Records contained in a dataset:
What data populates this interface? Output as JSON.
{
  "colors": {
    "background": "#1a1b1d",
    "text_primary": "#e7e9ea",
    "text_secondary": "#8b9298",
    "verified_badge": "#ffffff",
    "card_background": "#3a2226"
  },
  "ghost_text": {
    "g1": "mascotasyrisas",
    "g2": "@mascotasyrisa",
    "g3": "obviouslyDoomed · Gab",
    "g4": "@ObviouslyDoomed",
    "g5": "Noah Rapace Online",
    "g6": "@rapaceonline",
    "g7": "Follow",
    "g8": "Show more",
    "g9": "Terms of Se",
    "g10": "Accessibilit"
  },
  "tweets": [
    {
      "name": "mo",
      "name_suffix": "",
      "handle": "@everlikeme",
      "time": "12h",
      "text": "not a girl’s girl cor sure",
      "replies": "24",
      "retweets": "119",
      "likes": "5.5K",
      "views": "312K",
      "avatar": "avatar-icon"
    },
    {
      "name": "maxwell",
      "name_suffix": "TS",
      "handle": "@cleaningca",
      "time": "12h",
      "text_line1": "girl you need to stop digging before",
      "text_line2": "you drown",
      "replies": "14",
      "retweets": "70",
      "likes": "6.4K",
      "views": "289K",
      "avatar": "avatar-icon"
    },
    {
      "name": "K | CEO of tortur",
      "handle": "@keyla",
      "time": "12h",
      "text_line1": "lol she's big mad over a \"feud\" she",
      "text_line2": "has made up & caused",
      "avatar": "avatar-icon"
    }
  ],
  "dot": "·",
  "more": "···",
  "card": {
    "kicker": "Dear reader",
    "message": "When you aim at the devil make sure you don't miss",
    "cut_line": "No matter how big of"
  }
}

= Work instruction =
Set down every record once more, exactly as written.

= Solution to this exercise =
What data populates this interface? Output as JSON.
{
  "colors": {
    "background": "#1a1b1d",
    "text_primary": "#e7e9ea",
    "text_secondary": "#8b9298",
    "verified_badge": "#ffffff",
    "card_background": "#3a2226"
  },
  "ghost_text": {
    "g1": "mascotasyrisas",
    "g2": "@mascotasyrisa",
    "g3": "obviouslyDoomed · Gab",
    "g4": "@ObviouslyDoomed",
    "g5": "Noah Rapace Online",
    "g6": "@rapaceonline",
    "g7": "Follow",
    "g8": "Show more",
    "g9": "Terms of Se",
    "g10": "Accessibilit"
  },
  "tweets": [
    {
      "name": "mo",
      "name_suffix": "",
      "handle": "@everlikeme",
      "time": "12h",
      "text": "not a girl’s girl cor sure",
      "replies": "24",
      "retweets": "119",
      "likes": "5.5K",
      "views": "312K",
      "avatar": "avatar-icon"
    },
    {
      "name": "maxwell",
      "name_suffix": "TS",
      "handle": "@cleaningca",
      "time": "12h",
      "text_line1": "girl you need to stop digging before",
      "text_line2": "you drown",
      "replies": "14",
      "retweets": "70",
      "likes": "6.4K",
      "views": "289K",
      "avatar": "avatar-icon"
    },
    {
      "name": "K | CEO of tortur",
      "handle": "@keyla",
      "time": "12h",
      "text_line1": "lol she's big mad over a \"feud\" she",
      "text_line2": "has made up & caused",
      "avatar": "avatar-icon"
    }
  ],
  "dot": "·",
  "more": "···",
  "card": {
    "kicker": "Dear reader",
    "message": "When you aim at the devil make sure you don't miss",
    "cut_line": "No matter how big of"
  }
}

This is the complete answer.